Well, that publisher turned out to be, let's say, somewhat less than trustworthy, and when the promised contracts failed to materialize, and then he stopped answering my e-mail and phone inquiries... well, it doesn't take a house to fall on me. Not usually, anyway.
After that fell through, I continued to shop around the proposal for our graphic novel, The Coils Of The Serpent, for the next year or so. Unfortunately no one seemed to be interested. The biggest reason seemed to be that nobody could "see a movie in it." Their argument was, that since Sinbad is a public domain character, no studio would want to buy our story as a film property because they could come up with their own story for free. Well, sure. But I wanted to do a comic, not a movie – and apparently that's not the business we're in anymore.
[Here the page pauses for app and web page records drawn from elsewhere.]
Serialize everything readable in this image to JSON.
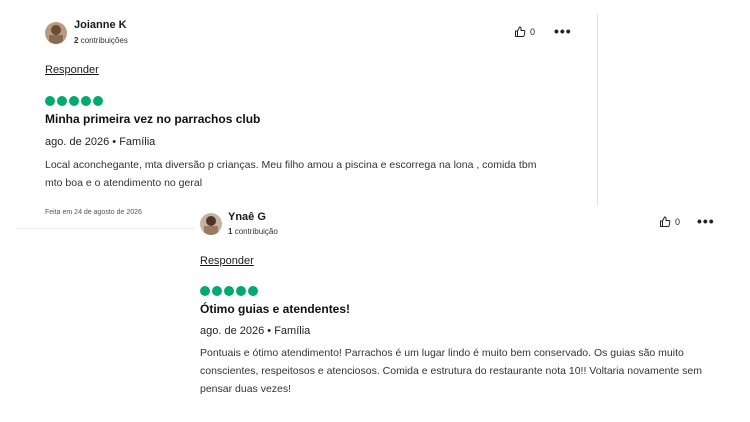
{
  "reviews": [
    {
      "author": "Joianne K",
      "contributions_count": "2",
      "contributions_label": "contribuições",
      "likes": "0",
      "reply_label": "Responder",
      "rating": 5,
      "title": "Minha primeira vez no parrachos club",
      "meta": "ago. de 2026 • Família",
      "text": "Local aconchegante, mta diversão p crianças. Meu filho amou a piscina e escorrega na lona , comida tbm mto boa e o atendimento no geral",
      "written": "Feita em 24 de agosto de 2026"
    },
    {
      "author": "Ynaê G",
      "contributions_count": "1",
      "contributions_label": "contribuição",
      "likes": "0",
      "reply_label": "Responder",
      "rating": 5,
      "title": "Ótimo guias e atendentes!",
      "meta": "ago. de 2026 • Família",
      "text": "Pontuais e ótimo atendimento! Parrachos é um lugar lindo é muito bem conservado. Os guias são muito conscientes, respeitosos e atenciosos. Comida e estrutura do restaurante nota 10!! Voltaria novamente sem pensar duas vezes!"
    }
  ],
  "colors": {
    "rating": "#00aa6c"
  },
  "icons": {
    "like": "thumbs-up-icon",
    "more": "more-options-icon"
  }
}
We did find one other publisher that was interested, but his offer turned out to be unacceptable on numerous points, so we passed.
In the past year, at least two small publishers launched their own Sinbad comics miniseries. One, Bluewater Comics, has Sinbad, Rogue of Mars, allegedly based on an unfilmed Ray Harryhausen treatment. It's possible, I suppose, and he's certainly put his name on it, but I have difficulty imagining Ray coming up with a story so damned dull. Another outfit, Zenescope Entertainment, has something called 1001 Arabian Nights: The Adventures of Sinbad out now, as well. I haven't actually seen it, but the cover art on their website is frankly underwhelming.
Well, even with all the new competition, I haven't given up. I'm still pushing to make my Sinbad book happen. For one thing, I want to read a new Sinbad adventure that thrills me the way Harryhausen's films did when I caught them on Saturday afternoon TV showings as a kid. For another, I really want to have Eduardo Barreto draw a story that I've written. For my money, he's one of the best – if criminally under-appreciated – comic artists alive, and I've been a huge fan of his work since he took over DC's New Teen Titans back in the 1980's.
I'm talking to some people now, and I'm hopeful. One way or another, I'm going to make this happen, and when it does, it's going to be something very special. If you don't believe me, click on the Barreto illustrations accompanying this post for a bigger view....
Wish us luck.